* **Exercise instructions**:
Each line of the records below that contains "this" needs to be copied.

*** Opening of Stored data ***

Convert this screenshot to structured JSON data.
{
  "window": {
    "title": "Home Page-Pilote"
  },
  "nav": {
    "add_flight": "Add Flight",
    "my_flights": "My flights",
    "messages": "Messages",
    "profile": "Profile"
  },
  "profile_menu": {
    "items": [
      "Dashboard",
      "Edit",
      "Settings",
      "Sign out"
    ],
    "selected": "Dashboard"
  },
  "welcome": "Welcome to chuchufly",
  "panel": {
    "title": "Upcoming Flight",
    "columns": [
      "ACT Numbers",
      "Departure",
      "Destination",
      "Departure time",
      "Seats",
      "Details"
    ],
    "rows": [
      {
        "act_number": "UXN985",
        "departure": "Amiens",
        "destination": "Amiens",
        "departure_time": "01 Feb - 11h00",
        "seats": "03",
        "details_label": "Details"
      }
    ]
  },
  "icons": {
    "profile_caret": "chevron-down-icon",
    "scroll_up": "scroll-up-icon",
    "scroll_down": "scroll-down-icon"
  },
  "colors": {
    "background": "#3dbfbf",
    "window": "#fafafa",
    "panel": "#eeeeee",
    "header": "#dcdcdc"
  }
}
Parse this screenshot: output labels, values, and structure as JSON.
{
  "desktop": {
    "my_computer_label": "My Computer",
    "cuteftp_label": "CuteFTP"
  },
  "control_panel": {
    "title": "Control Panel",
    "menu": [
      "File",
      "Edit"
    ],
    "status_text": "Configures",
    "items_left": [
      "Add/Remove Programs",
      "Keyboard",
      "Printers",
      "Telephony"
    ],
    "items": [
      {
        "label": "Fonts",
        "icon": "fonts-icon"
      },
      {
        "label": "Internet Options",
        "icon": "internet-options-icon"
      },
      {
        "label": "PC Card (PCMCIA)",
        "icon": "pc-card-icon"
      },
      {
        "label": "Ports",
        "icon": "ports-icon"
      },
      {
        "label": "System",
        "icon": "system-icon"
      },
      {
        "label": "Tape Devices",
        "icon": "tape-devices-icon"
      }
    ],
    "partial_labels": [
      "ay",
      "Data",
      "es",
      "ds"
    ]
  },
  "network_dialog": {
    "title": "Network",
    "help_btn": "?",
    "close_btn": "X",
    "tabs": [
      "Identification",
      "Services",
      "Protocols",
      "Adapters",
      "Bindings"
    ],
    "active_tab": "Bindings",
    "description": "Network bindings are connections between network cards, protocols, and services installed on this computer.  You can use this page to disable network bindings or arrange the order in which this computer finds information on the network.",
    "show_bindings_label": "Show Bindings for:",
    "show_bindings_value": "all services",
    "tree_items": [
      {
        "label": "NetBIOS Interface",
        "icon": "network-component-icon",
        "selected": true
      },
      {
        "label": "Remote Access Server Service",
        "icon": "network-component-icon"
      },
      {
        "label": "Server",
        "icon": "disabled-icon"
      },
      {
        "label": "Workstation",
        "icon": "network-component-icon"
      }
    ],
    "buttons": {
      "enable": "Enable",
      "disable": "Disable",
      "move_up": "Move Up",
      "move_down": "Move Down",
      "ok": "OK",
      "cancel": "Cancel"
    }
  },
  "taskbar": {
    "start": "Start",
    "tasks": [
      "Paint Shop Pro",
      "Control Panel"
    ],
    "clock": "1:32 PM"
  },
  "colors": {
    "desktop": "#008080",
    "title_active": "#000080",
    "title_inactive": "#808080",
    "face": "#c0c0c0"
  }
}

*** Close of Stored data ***

* **Answer to the exercise**:
Convert this screenshot to structured JSON data.
Parse this screenshot: output labels, values, and structure as JSON.
    "description": "Network bindings are connections between network cards, protocols, and services installed on this computer.  You can use this page to disable network bindings or arrange the order in which this computer finds information on the network.",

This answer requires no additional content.